But would Rocketplane XP even get off the ground? Dan Erwin, associate professor of aeronautics at the University of Southern California, thought it had an excellent chance. “The performance numbers given by the company are reasonable, based on their estimate for vehicle mass at launch,” he told me. The team’s greatest challenge would be the ship’s rocket engine.
The AR-36, built by Polaris Propulsion, will run on kerosene and liquid oxygen and deliver 36,000 pounds of thrust. Its regeneratively cooled design (in which kerosene circulates along the combustion chamber’s outer wall before flowing inside to be burned) would allow the engine to be fired many times without much maintenance, just like a jet engine. This design had an advantage over rocket engines with ablative coatings, which char and flake away to take heat with them; ablatives have to be replaced after every firing of the engines.

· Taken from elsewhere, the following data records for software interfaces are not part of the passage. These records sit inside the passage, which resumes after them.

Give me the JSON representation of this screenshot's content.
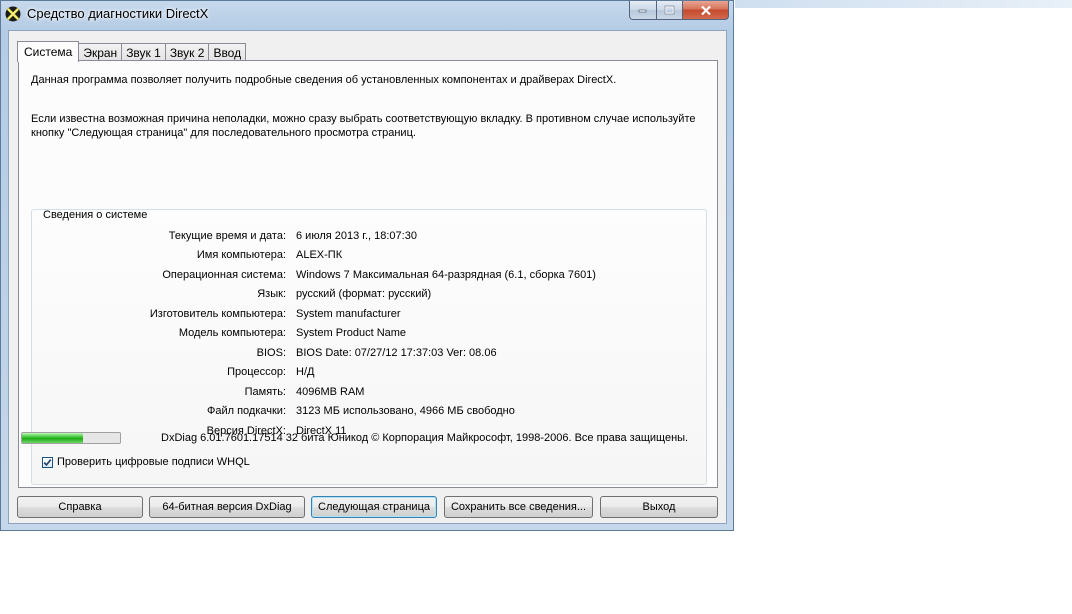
{
  "window": {
    "title": "Средство диагностики DirectX",
    "icon": "directx-icon"
  },
  "tabs": [
    {
      "label": "Система",
      "active": true
    },
    {
      "label": "Экран",
      "active": false
    },
    {
      "label": "Звук 1",
      "active": false
    },
    {
      "label": "Звук 2",
      "active": false
    },
    {
      "label": "Ввод",
      "active": false
    }
  ],
  "intro": {
    "line1": "Данная программа позволяет получить подробные сведения об установленных компонентах и драйверах DirectX.",
    "line2": "Если известна возможная причина неполадки, можно сразу выбрать соответствующую вкладку. В противном случае используйте кнопку \"Следующая страница\" для последовательного просмотра страниц."
  },
  "system_info": {
    "title": "Сведения о системе",
    "rows": [
      {
        "label": "Текущие время и дата:",
        "value": "6 июля 2013 г., 18:07:30"
      },
      {
        "label": "Имя компьютера:",
        "value": "ALEX-ПК"
      },
      {
        "label": "Операционная система:",
        "value": "Windows 7 Максимальная 64-разрядная (6.1, сборка 7601)"
      },
      {
        "label": "Язык:",
        "value": "русский (формат: русский)"
      },
      {
        "label": "Изготовитель компьютера:",
        "value": "System manufacturer"
      },
      {
        "label": "Модель компьютера:",
        "value": "System Product Name"
      },
      {
        "label": "BIOS:",
        "value": "BIOS Date: 07/27/12 17:37:03 Ver: 08.06"
      },
      {
        "label": "Процессор:",
        "value": "Н/Д"
      },
      {
        "label": "Память:",
        "value": "4096MB RAM"
      },
      {
        "label": "Файл подкачки:",
        "value": "3123 МБ использовано, 4966 МБ свободно"
      },
      {
        "label": "Версия DirectX:",
        "value": "DirectX 11"
      }
    ],
    "whql_label": "Проверить цифровые подписи WHQL",
    "whql_checked": true
  },
  "status": {
    "progress": 0.62,
    "progress_color": "#33c12a",
    "text": "DxDiag 6.01.7601.17514 32 бита Юникод  © Корпорация Майкрософт, 1998-2006.  Все права защищены."
  },
  "buttons": {
    "help": "Справка",
    "dxdiag64": "64-битная версия DxDiag",
    "next_page": "Следующая страница",
    "save_all": "Сохранить все сведения...",
    "exit": "Выход"
  }
}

ROCKETPLANE AND RICHARD BRANSON’S Virgin Galactic, which is buying space tourism craft from Scaled Composites, seem to be vying for the honor of flying the first suborbital space passengers. But theirs are by no means the only ventures gearing up for suborbital flights. Scaled Composites’ neighbor at the Mojave Airport, XCOR Aerospace, has been working on a two-seat rocketplane design that, like Rocketplane XP, would launch under its own power from a runway but without the encumbrance of jet engines; Xerus would be rocket-powered all the way.
And, working in secret, Amazon.com founder and CEO Jeff Bezos has built a self-funded company, Blue Origin, to produce a suborbital tourist spaceship called New Shepard (after Alan B., America’s first astronaut). New Shepard would take off, send three passengers on 10-minute flights out of the atmosphere, return, and land on its tail. According to Environmental Protection Agency papers he has filed, Bezos plans to launch tourists to space by 2010.
With all this competition, it seems possible that within the next decade or two, suborbital passenger service to space could drop to the cost of an ordinarily expensive vacation—a Caribbean cruise, say. But not all of those passengers would be space tourists. In fact, most of them wouldn’t be. “We think that the future for suborbital is really in point to point, both for people and for fast cargo,” said Rocketplane’s Chuck Lauer.
In other words, the biggest market would be for intercontinental travel at rocket speed.